What do you think makes it innovative?
The end goal is that we all own our food system. Our aim is to incorporate landowners, workers, consumers and partnering food system enterprises into the cooperative to make a cohesive, empowered population in our city: to actually redesign and redefine our food economy. By making exchange-based relationships happen more and building trust and obligation between ourselves, we are taking the first essential step in creating what we are aiming for.
How is it working now?
Summer 2017 saw the first real transition into forming the growers cooperative of Patchwork. This is just the first step in our vision. Since 2014, we have laid an amazing foundation for the development of the various pieces in the vision. We are highly confident in our ability to put out an amazing product through our CSA program, online store and market venues. There is still a whole lot to do going forward, but we are at a point where the biggest need is to get our product more well-known as the quality product it is and create a profitable backbone for this project.
What are your goals for the project in the future?

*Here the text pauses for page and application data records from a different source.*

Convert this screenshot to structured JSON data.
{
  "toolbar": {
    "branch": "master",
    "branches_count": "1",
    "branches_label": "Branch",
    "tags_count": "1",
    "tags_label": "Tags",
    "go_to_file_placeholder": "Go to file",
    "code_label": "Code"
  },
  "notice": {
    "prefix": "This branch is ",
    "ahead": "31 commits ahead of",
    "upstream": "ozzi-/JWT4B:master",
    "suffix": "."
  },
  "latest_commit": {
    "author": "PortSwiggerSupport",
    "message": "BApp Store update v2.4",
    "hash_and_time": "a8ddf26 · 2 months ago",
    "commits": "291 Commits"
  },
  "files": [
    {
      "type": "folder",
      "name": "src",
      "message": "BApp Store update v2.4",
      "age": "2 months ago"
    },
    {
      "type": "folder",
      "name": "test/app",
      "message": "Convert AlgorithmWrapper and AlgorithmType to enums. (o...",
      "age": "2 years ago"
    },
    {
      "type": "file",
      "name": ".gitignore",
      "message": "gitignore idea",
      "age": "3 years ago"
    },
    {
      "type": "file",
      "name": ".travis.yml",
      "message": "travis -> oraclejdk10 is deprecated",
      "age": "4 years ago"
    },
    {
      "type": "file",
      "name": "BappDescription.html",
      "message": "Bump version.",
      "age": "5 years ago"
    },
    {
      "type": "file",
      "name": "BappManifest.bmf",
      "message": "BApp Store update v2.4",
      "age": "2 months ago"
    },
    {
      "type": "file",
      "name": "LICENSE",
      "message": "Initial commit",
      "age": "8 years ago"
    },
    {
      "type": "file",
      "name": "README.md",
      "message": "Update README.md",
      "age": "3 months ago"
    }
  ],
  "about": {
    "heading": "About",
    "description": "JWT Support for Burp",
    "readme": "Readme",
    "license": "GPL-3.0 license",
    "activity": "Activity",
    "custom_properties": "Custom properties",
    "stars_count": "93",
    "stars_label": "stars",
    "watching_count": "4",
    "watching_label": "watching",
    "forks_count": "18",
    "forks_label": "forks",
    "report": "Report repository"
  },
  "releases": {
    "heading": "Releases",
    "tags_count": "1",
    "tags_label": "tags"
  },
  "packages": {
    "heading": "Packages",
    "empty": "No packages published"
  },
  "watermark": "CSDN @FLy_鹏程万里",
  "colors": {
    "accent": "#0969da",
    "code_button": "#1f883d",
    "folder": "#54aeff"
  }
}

The zoomed-out vision is: Hundreds (if not thousands) are making livelihoods in our citywide/regional food economy, all involved own the food system, and we are empowered to have the values we share in the food we eat.
How is what you’re doing different from what others (people, organizations) are doing to solve this problem?
There is a large movement and many organizations involved with the local food movement, but through our multifaceted approach, we see what we do as based in a reality where the scale, magnitude and foundational sustenance food systems infrastructure (physical and social) needs to be rebuilt from scratch in order for meaningful change to occur. Our focus is on that foundation more than anything else. We believe that what we’re creating now is going to allow for the scale and magnitude of a citywide food system. And we also understand that we are still in the very, very first steps in the process.
What advice do you have for people trying to use innovation to foster change in the community?
It is important that we do not fear trying something. Fostering change in a community usually means we are re-establishing what has been lost (community resilience). We must understand that just as it took thousands of generations to create optimal community resilience, it’s going to take us thousands of iterations to rebuild that. We must start and try now so we can churn through all the iterations we need to get through to reach our ideals.